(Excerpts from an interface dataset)
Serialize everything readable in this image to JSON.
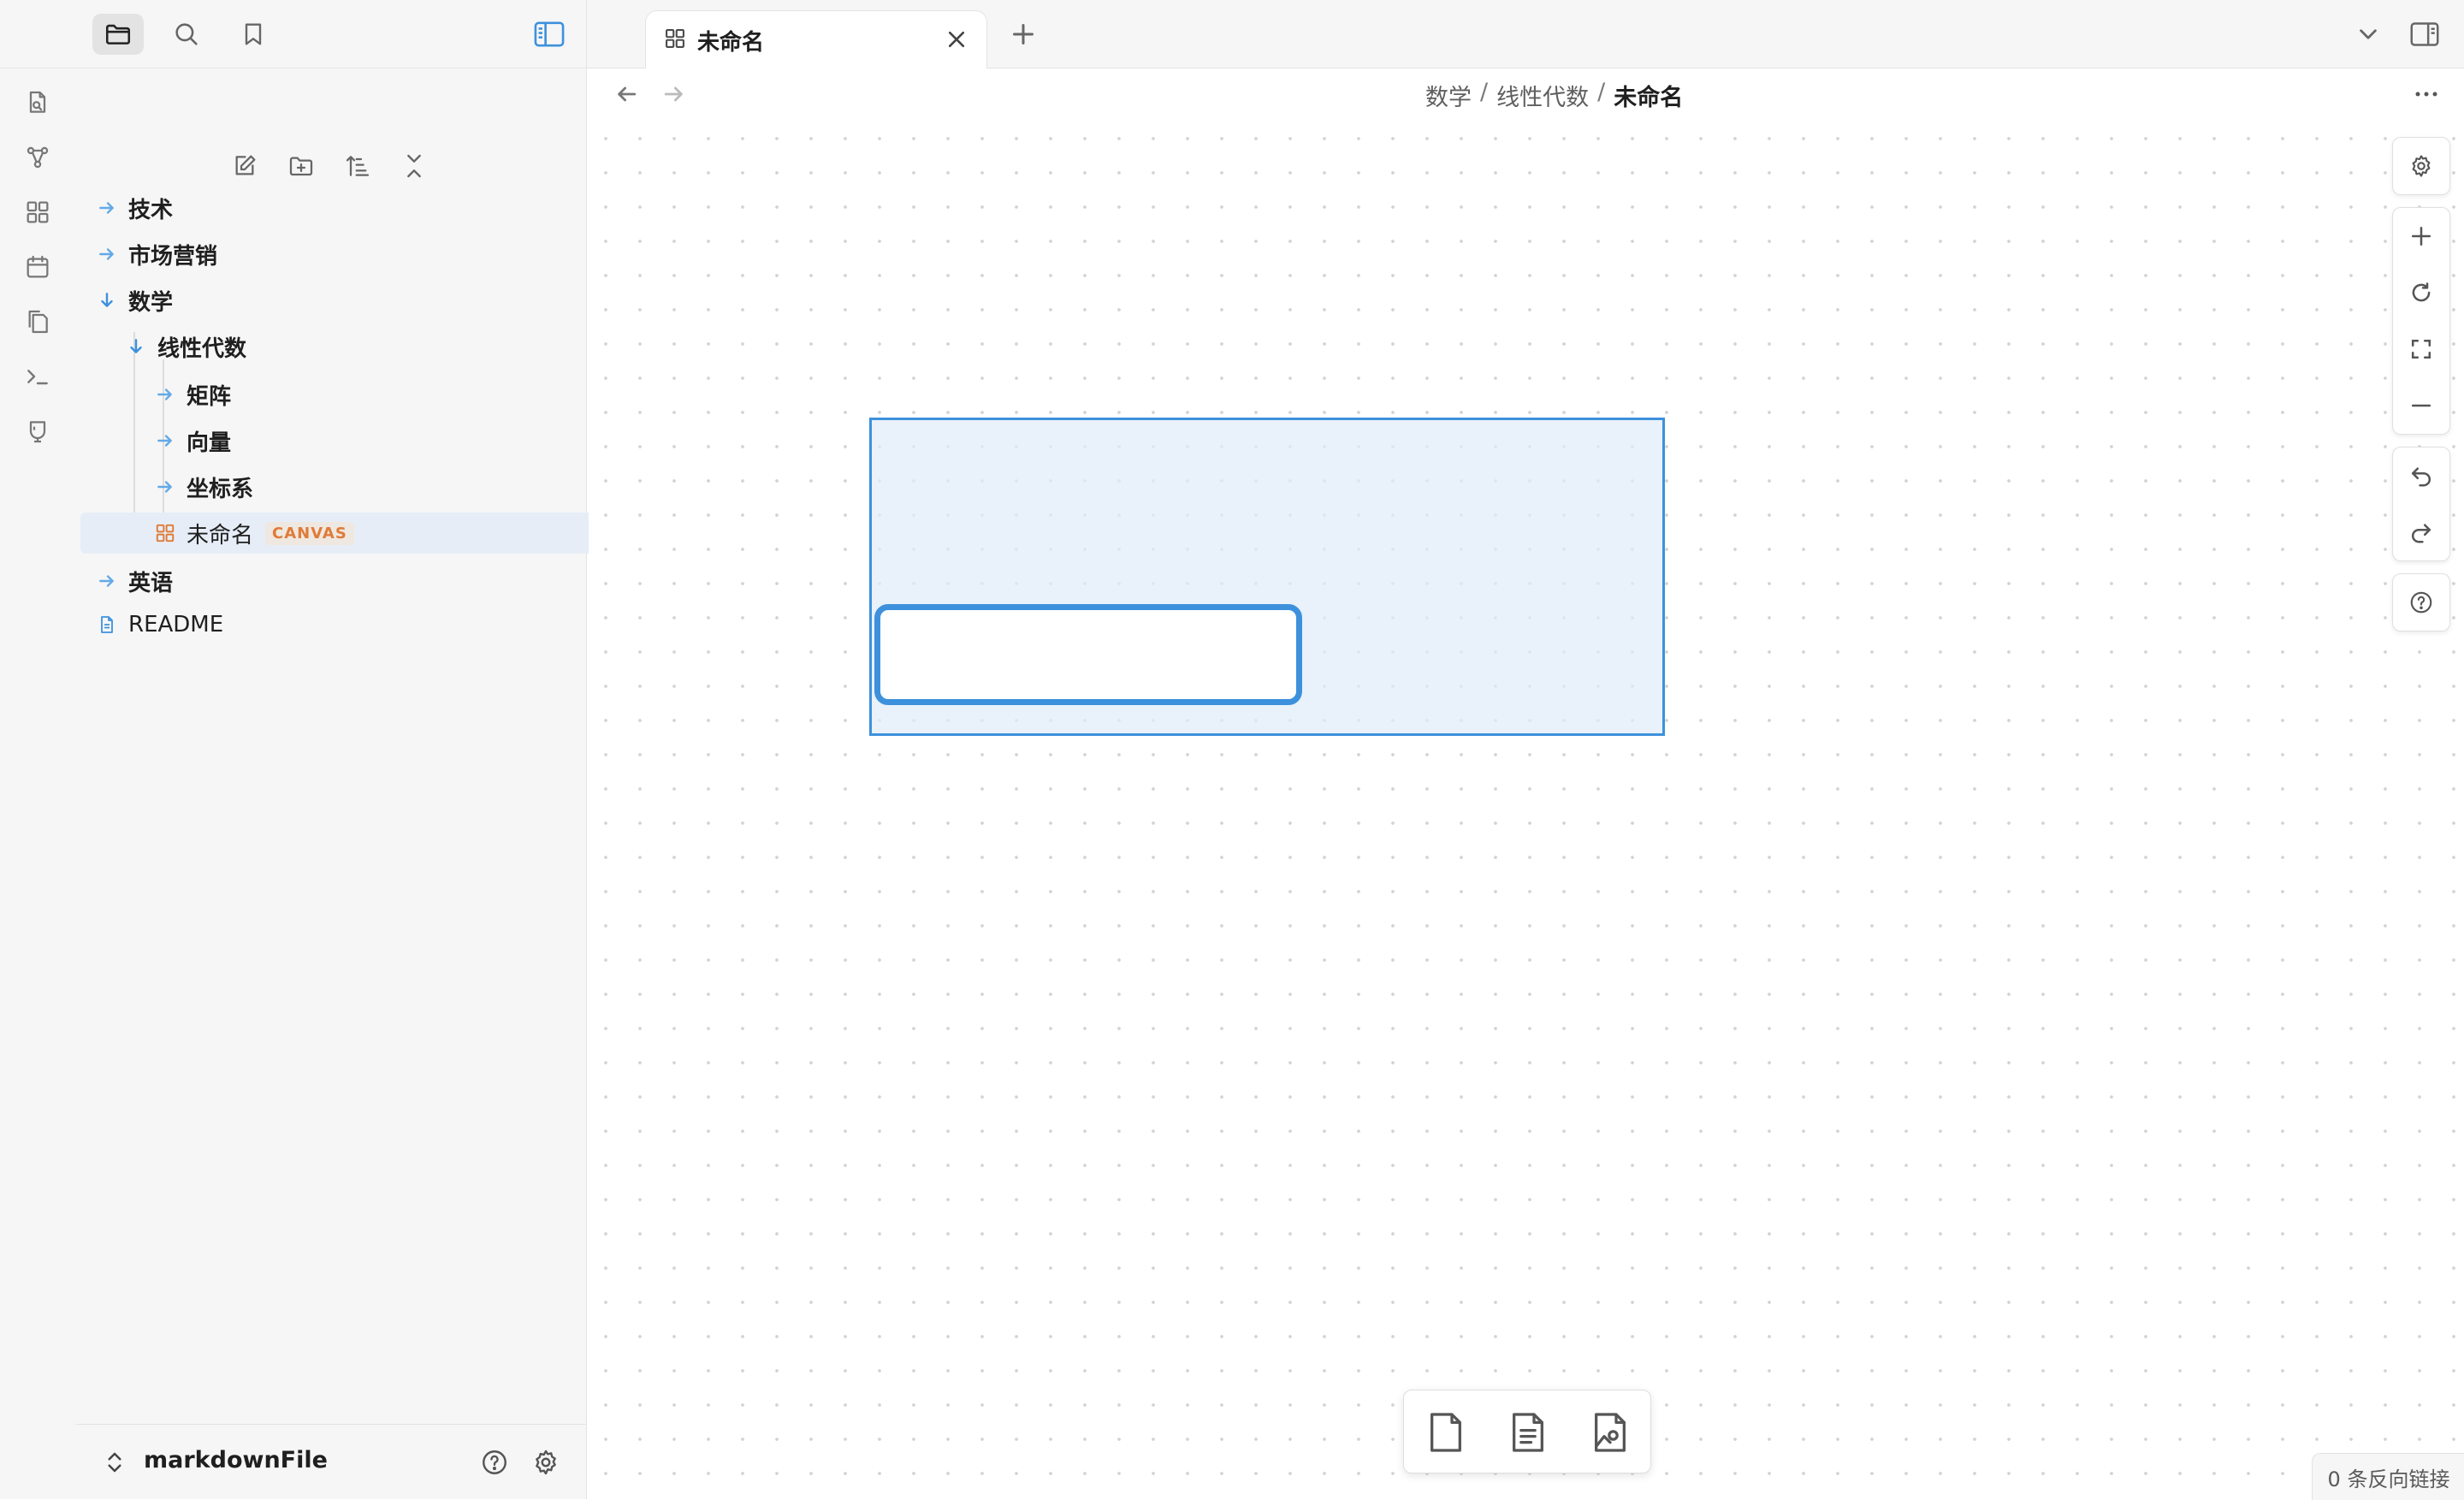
{
  "sidebar_top": {
    "icons": [
      "folder-icon",
      "search-icon",
      "bookmark-icon",
      "sidebar-toggle-icon"
    ]
  },
  "ribbon": {
    "icons": [
      "open-switcher-icon",
      "graph-view-icon",
      "canvas-icon",
      "daily-note-icon",
      "templates-icon",
      "command-palette-icon",
      "publish-icon"
    ]
  },
  "file_nav": {
    "actions": [
      "new-note-icon",
      "new-folder-icon",
      "sort-icon",
      "collapse-all-icon"
    ]
  },
  "tree": [
    {
      "label": "技术",
      "type": "folder",
      "expanded": false,
      "depth": 0
    },
    {
      "label": "市场营销",
      "type": "folder",
      "expanded": false,
      "depth": 0
    },
    {
      "label": "数学",
      "type": "folder",
      "expanded": true,
      "depth": 0
    },
    {
      "label": "线性代数",
      "type": "folder",
      "expanded": true,
      "depth": 1
    },
    {
      "label": "矩阵",
      "type": "folder",
      "expanded": false,
      "depth": 2
    },
    {
      "label": "向量",
      "type": "folder",
      "expanded": false,
      "depth": 2
    },
    {
      "label": "坐标系",
      "type": "folder",
      "expanded": false,
      "depth": 2
    },
    {
      "label": "未命名",
      "type": "canvas",
      "badge": "CANVAS",
      "selected": true,
      "depth": 2
    },
    {
      "label": "英语",
      "type": "folder",
      "expanded": false,
      "depth": 0
    },
    {
      "label": "README",
      "type": "note",
      "depth": 0
    }
  ],
  "footer": {
    "vault_name": "markdownFile"
  },
  "tab": {
    "title": "未命名"
  },
  "breadcrumb": {
    "parts": [
      "数学",
      "线性代数"
    ],
    "separator": "/",
    "current": "未命名"
  },
  "status_bar": {
    "backlinks": "0 条反向链接"
  },
  "colors": {
    "accent": "#3d91dc",
    "folder_arrow": "#63a9e8",
    "canvas_badge": "#e07b39",
    "selection": "#e6edf7"
  }
}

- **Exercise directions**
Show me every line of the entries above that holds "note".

- **Solution to the exercise**
      "daily-note-icon",
      "new-note-icon",
      "type": "note",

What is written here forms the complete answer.